## WORK TO BE COMPLETED:
Would you give the number of lines in the entries that contain the word "list"? Nothing else is needed.

## STORED DATA:
"""

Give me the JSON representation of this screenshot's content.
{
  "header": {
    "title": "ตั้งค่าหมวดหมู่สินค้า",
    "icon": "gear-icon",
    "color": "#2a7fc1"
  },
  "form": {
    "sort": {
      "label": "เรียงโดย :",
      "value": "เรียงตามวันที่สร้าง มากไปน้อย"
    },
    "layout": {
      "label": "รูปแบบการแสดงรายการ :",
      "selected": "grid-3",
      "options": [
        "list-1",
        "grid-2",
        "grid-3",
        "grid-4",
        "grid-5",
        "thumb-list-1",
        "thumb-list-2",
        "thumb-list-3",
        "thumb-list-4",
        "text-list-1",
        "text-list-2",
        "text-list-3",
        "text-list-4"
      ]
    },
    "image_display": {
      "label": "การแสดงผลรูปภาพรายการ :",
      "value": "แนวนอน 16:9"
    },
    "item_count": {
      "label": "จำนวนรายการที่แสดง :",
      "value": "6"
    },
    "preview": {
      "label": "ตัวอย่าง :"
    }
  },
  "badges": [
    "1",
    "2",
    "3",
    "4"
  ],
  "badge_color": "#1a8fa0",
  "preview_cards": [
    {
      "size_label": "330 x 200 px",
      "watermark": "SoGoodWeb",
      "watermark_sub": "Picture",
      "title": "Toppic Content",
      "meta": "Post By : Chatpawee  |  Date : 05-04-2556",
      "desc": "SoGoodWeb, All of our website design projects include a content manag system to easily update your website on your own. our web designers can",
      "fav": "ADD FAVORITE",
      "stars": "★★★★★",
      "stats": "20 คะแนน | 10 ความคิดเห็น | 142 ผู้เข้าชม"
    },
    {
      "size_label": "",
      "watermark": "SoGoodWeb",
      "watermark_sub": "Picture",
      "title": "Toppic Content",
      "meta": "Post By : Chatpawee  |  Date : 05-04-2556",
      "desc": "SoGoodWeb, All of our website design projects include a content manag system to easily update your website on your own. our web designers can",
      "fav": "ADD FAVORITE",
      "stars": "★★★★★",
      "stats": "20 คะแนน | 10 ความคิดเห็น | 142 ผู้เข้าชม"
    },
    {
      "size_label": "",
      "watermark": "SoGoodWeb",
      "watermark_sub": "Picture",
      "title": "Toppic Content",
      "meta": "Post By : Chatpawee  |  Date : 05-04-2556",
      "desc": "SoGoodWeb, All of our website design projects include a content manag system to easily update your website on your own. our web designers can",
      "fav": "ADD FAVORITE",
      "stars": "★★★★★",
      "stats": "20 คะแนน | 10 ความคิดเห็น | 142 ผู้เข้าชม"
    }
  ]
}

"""

## YOUR SOLUTION:
9